8. You burn more fat when exercising at a lower intensity for longer periods.
To lose weight and burn fat, you need to be expending more calories than you are consuming. At the end of the day if you achieve a negative calorie balance, this is when you will lose weight.
Recent studies have shown that higher intensity workouts burn more calories per minute and may also be a quicker way to increase your aerobic fitness than plodding along on a treadmill for an hour.
Short bursts of high intensity followed by recovery periods, otherwise known as interval training, can be a good way to burn the maximum calories in a short time and is particularly good for those who struggle to fit a workout into their day due to time constraints.

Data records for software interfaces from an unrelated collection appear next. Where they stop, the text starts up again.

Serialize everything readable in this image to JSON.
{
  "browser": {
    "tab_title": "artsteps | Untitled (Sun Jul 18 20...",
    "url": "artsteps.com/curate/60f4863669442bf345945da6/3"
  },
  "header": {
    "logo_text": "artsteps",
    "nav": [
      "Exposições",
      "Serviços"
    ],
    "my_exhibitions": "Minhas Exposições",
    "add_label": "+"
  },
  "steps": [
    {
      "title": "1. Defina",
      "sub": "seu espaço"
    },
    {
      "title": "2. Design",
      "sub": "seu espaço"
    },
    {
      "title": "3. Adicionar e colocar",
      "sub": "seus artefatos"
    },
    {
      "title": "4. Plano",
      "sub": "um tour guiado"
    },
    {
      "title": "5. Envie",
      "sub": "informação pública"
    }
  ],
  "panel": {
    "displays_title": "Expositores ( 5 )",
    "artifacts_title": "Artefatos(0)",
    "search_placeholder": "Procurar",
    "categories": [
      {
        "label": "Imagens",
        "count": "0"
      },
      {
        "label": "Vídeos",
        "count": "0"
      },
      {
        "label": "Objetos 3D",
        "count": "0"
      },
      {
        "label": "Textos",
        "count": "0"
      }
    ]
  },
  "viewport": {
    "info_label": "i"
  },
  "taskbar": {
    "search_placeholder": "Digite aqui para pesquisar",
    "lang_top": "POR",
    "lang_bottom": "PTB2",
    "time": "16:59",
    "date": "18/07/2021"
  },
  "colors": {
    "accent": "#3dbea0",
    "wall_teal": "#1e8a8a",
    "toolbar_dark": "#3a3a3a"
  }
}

It should be noted however, that for beginners it is wise to start with lower intensity workouts and increase intensity gradually to allow you body time to adjust and build fitness levels.
9. Excessive sweating means you are not fit
In fact this is just the opposite, as sweating is in fact the body’s’ way of cooling itself down. When we exercise, the blood is pushed to the skins surface to be cooled more efficiently and disperse the heat. At the same time the sweat glands go into overdrive producing sweat which helps to cool the body by evaporation. Athletes tend to have a more efficient cooling system than people who are not active and hence produce more sweat.
10. You are not overdoing it if you feel OK
This myth can be particularly misleading for those starting to exercise for the first time or returning after a long period of inactivity. It is important to build your workout level up slowly and not just launch into the same workout you would have done in the past when your fitness level was higher. Although you may feel fine at the time, you will feel the effects in a day or two and it may well set you back or completely put you off working out.
For those who are regulars at the gym, this can be important if you have been ill or are tired or rundown. Although you may feel fine whilst you are exercising, trying to do a workout instead of resting and letting your body recover can mean a relapse or worse illness later on.